Lake Palace – Udaipur
The Lake Palace is located on the Jag Niwas Island and covers the whole of 1.5 hectare of the island in the middle of the Pichola Lake. Built by Maharana Jagat Singh in 1743 it was meant as a royal summer palace and now converted in to a five star palace hotel.
It is a magical palace and its image in the middle of the lake is like a leaf straight out of a fairy tale book with an excellent taste of intricate craftsmanship and the ethnic themes using the textiles and handicrafts all over highlight the beauty that is simply beyond compare the lake around makes a pleasant murmur with its rippling waves and lapping that adds to the mesmerising moments.

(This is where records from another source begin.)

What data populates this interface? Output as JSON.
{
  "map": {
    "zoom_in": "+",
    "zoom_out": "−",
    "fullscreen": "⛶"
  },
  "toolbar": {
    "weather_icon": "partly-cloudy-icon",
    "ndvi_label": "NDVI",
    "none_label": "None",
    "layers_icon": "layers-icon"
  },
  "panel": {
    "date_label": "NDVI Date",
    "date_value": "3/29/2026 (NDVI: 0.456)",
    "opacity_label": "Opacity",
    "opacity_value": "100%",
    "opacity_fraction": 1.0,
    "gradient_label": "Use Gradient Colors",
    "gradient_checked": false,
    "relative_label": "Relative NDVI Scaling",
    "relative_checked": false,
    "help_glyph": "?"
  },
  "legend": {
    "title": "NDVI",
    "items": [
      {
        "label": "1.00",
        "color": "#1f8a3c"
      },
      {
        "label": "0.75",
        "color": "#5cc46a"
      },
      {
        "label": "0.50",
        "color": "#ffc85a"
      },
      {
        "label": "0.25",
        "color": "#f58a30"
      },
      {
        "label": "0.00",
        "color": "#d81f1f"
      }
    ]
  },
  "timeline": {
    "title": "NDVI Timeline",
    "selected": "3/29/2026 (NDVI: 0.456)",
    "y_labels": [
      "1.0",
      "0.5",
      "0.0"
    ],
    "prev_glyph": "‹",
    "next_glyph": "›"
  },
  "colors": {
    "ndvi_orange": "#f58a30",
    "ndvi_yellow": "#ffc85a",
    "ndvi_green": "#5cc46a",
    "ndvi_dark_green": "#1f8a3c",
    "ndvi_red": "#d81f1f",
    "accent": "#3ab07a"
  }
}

The Lake Palace is one of the most beautiful palaces in the world, arising out of the Turquoise Waters of the Pichola like an elegant fantasy in white marble.
The Lake palace was built in the 17th century on a natural foundation of 4 acers of rock. It was initially called Jaginwas after its founder Maharana Jagjit Singh.
The Maharana, ruler of Jaipur from 1628 to 1654, was very friendly with Mughal Emperor Shah Jahan and encouraged his craftsmen to copy some of the glories of his incomparable buildings at Agra. The successive rulers used this cool haven as their summer resort, holding their regal durbars in its courtyards.
These courtyards lined with columns, pillared terraces, fountains and gardens all add to its impressive image. The rooms are decorated with cusped arches, inland stones of pink, and green lotus leaves and painted mirrors
Perched on a 150 m high hill its sprawl is the most formidable and magnificent fort in Rajasthan. Rao Jodha founded it in 1459 but subsequent rulers of Jodhpur have also added to it over the centuries.
A meandering road leads to the from the city 5 kms below. Battle scars of canon ball hit by attacking armies of Jaipur can still be seen on the second gate. To the left is chhatri of Kirat Singh Soda, a soldier who fell on the spot while defending the fort against the armies of Amber.
There are seven gates, which include Jayapol meaning victory built by Maharaja Man Singh to commemorate his victories over Jaipur and Bikaner armies. Fattehpol also meaning victory gate was built by Maharaja Ajit Singh to mark the defeat of Mughals.
And Lohapol meaning iron gate has a moving memorabilia on palm print of the queens of Maharaja Man Singh who threw themselves on his funeral pyre in an act of sati. The palm imprints still attract devotional attention and are covered by vermilion paste and paper-thin silver foil.
This is one of the finest museums in Rajasthan and certainly the best layed out. In the palanquin section of the fort museum, you can see an interesting collection of old royal palanquins including the elaborate domed gilt Mahadol palanquin, which was won in a battle from the Governor of Gujarat in 1730. The museum exhibits the heritage of the Rathores in arms, costumes, paintings and decorated period rooms.
The grandest of Mehrangarh’s period rooms, the Phool Mahal was in all likely hood a private and exclusive chamber of pleasure dancing girls once swooned in exhaustion here under a ceiling rich in gold filigree. The Phool Mahal was created by Maharaja Abhaya Singh (1724-1749) and the gold came from Ahmedabad in Gujarat as war booty after his famous victory over the rebellious Mughal governor, Sarbuland Khan. The paintings, royal portraits and the ever-popular raga mala, came much later, in the reign of Jaswant Singh II.
The Jhanki Mahal, from where the royal ladies watched the official proceedings, in the courtyard, today houses a rich collection of the royal cradles. The cradles are decorated with gilt mirrors and figures of fairies, elephant and birds.